(Items from an interface collection)
┄┄┄┄┄┄┄┄┄┄┄┄┄┄┄┄┄┄┄┄
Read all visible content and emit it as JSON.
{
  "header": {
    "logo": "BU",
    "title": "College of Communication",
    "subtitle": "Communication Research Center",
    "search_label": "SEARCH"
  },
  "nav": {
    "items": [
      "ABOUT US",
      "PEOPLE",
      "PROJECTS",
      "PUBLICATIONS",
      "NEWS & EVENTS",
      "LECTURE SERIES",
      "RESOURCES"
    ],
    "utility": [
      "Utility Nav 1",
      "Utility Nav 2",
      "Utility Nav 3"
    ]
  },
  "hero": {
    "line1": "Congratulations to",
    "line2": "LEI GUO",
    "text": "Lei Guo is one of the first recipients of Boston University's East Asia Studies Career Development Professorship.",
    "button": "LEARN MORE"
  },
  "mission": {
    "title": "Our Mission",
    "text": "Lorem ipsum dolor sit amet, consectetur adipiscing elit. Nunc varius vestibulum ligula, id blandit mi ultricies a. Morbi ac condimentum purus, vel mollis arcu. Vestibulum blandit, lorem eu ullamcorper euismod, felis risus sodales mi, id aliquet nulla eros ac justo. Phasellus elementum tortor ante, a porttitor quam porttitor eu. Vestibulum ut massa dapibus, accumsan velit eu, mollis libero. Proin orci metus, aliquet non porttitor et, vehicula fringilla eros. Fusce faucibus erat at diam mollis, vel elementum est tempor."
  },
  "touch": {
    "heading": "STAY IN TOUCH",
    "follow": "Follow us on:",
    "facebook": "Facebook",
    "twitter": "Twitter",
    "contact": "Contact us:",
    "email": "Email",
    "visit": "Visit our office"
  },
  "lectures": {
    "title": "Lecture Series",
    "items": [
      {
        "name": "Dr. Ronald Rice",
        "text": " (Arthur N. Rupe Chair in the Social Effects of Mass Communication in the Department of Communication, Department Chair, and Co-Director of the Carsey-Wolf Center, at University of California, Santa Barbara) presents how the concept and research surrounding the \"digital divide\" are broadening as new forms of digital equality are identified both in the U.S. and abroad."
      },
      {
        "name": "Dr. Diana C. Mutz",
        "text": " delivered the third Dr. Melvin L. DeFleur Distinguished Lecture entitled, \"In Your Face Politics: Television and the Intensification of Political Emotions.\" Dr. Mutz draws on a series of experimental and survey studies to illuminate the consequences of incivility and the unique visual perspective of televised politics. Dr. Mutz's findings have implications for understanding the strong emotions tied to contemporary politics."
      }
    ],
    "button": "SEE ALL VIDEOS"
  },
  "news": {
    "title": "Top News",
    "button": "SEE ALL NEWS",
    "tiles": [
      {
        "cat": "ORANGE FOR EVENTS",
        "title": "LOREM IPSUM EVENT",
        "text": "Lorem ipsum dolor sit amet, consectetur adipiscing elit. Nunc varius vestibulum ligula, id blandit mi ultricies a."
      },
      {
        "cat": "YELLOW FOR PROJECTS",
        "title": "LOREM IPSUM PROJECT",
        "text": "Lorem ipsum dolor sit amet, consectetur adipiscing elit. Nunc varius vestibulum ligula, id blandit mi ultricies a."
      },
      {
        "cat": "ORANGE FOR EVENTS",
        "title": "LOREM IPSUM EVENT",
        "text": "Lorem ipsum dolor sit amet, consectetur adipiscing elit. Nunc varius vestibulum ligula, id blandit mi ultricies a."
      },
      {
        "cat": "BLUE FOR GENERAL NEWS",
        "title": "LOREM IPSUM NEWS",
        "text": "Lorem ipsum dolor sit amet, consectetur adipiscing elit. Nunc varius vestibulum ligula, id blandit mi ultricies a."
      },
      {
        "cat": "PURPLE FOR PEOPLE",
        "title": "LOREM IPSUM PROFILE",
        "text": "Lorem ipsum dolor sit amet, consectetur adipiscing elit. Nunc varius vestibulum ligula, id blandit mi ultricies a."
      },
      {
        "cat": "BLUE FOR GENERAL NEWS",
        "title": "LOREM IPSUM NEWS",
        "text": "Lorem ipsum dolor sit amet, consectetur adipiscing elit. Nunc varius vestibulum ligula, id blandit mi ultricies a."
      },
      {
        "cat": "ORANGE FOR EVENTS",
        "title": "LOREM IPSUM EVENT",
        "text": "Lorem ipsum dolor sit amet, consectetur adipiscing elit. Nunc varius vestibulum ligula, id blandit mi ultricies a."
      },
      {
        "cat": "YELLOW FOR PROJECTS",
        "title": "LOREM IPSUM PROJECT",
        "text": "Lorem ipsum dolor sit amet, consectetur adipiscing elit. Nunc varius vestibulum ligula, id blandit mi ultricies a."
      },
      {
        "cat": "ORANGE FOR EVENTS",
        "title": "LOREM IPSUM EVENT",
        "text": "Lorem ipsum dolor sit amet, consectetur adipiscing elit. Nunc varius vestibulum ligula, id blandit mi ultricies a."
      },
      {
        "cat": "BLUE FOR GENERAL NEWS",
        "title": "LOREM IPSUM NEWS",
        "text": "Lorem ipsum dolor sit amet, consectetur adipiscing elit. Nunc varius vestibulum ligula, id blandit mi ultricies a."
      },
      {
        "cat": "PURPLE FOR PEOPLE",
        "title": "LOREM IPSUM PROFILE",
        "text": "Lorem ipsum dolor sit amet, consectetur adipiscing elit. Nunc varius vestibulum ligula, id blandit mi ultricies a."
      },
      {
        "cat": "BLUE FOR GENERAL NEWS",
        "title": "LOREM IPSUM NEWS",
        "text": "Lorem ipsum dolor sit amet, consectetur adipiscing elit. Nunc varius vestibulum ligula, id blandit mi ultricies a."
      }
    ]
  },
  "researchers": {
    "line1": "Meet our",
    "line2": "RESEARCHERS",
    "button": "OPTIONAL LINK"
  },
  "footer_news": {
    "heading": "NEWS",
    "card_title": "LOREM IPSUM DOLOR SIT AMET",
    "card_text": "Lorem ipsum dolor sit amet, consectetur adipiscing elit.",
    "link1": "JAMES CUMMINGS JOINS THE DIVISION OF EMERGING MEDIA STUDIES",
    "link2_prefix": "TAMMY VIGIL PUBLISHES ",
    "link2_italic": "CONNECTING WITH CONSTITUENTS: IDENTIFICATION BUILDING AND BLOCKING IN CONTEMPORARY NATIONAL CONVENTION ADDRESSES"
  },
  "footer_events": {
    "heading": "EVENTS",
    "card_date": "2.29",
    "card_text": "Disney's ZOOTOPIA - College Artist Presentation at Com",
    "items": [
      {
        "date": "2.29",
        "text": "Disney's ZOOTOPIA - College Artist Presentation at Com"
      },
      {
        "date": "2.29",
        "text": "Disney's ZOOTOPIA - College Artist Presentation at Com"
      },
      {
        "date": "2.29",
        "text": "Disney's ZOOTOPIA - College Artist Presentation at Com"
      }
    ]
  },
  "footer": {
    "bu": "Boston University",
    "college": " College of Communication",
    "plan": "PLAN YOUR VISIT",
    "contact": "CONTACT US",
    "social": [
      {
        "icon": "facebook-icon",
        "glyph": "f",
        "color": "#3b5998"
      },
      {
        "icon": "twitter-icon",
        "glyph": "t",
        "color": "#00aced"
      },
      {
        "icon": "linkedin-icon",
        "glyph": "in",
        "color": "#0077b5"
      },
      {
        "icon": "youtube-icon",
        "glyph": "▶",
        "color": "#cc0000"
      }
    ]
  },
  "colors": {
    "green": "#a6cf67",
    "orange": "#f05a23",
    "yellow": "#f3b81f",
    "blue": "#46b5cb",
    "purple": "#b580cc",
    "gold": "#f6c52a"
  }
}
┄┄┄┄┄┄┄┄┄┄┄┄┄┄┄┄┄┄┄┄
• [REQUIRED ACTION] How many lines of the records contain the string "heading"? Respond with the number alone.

• [SOLVED EXERCISE] 3